It’s been a season of revision: I’ve been spending the last few weeks revising an article on orangutans in two naturalists’ accounts of their trips to British Borneo, and I’m in the midst of revising some parts of my novel manuscript ‘The Oddfits’ at the request of my literary agent. I just resubmitted the orangutan article this morning (fingers crossed). And the revision for ‘The Oddfits’ will probably be an ongoing process until (and if) it gets published.
Writing things from scratch and rewriting things are each hard in their own ways. When you’re starting from scratch, you’re standing in the middle of a landscape, and you have to pick a destination from what you can see and what you already know and try to head towards it. The difficulty lies in narrowing the possibilities and fixing your route. When you’re rewriting, you’re travelling along a route you’ve already plodded, but you know it’s not the best route: you’ve gone through a grove of trees where you didn’t need to; or you realize that you should have headed through the hills–the hills are a necessary addition. But it’s hard to figure out where you should break away from the old footprints and where you should retrace your steps.
And rewriting, for me, always seems to take more time than I think it should. Part of the frustrating thing about rewriting, especially with academic articles, is that I feel it’s a step backwards somehow. I want to be plotting new routes to new destinations in different places. I don’t want to be going over this same old path again.
For the novel, it’s been a bit different. It’s been really pleasant to re-read it, to assure myself that I am really satisfied with it in so many ways, and to add more detail to certain parts. That’s my main task right now: adding detail to some portions that are more “lightly written” than others. I’m sure that more revision awaits in future stages on the road to publication. But right now, I quite like the process. And for some reason, I don’t feel like I’m going over old ground when I should be tromping off towards newer ones. This revision process feels more akin to caring for a loved one, tending to a garden, nurturing a friendship, crimping a pie crust.
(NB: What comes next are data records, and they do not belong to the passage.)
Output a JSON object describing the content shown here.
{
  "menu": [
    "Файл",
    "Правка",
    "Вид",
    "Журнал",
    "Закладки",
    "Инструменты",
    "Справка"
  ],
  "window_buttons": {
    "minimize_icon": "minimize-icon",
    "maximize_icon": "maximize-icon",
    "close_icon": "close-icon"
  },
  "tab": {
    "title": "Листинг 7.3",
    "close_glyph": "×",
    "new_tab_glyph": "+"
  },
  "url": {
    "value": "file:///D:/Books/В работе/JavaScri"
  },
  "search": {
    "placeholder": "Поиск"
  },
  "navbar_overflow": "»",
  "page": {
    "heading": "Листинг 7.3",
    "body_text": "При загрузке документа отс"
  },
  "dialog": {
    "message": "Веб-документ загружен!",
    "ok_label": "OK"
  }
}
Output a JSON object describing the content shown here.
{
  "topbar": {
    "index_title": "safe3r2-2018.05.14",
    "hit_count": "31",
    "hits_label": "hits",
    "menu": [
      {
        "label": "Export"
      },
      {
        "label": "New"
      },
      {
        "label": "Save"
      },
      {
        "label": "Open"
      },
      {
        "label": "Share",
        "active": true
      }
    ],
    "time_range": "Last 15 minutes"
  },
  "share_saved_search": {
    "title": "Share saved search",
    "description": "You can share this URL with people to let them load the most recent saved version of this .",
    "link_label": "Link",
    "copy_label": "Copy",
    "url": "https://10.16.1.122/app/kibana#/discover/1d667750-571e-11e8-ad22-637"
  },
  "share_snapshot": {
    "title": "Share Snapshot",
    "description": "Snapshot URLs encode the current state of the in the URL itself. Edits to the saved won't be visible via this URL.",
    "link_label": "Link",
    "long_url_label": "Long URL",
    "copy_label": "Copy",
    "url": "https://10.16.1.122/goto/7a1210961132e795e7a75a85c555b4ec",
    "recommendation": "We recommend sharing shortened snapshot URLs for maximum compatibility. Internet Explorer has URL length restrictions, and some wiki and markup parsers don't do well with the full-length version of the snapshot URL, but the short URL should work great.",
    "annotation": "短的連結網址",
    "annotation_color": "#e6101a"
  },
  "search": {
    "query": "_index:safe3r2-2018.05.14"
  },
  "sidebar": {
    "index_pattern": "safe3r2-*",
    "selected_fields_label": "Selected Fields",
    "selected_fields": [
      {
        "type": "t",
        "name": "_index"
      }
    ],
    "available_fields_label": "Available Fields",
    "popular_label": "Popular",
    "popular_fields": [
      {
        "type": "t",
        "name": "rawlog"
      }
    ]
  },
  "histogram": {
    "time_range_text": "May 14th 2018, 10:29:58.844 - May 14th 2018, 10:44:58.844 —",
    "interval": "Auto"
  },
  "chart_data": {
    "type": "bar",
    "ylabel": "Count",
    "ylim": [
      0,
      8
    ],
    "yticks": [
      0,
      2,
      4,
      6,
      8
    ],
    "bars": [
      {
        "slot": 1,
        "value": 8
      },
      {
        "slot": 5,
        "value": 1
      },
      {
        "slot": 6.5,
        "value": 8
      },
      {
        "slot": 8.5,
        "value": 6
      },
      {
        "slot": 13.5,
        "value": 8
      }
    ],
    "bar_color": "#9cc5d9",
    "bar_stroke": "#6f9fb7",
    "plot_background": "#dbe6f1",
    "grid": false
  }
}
Perhaps these different attitudes betray a lot about whether I am, by nature, suited for academia. I don’t think it means, necessarily, that I don’t belong to academia. But there are some people I know (and whom we read) whom it fits like a well-made glove. The way they operate and cogitate, the way they write (and the speed at which they write it!), the way they express themselves all point to people who belong to the profession, seem as if they were made for the profession. I don’t think everyone needs to be this way. A job can, after all, be just a job, and there are plenty of people who can do jobs well without feeling that the job fulfills some sort of existential calling. I do admire these people, but more and more, I’m beginning to feel that’s not the stuff I’m made of, and I’m trying to be content that it’s not and, instead of running screaming into the woods of existential job crisis in a fit of melodrama, come to terms with the possibility that it’s all right to keep doing academia since I’m fairly good at it, haven’t been booted out yet, and derive a fair amount of satisfaction from it.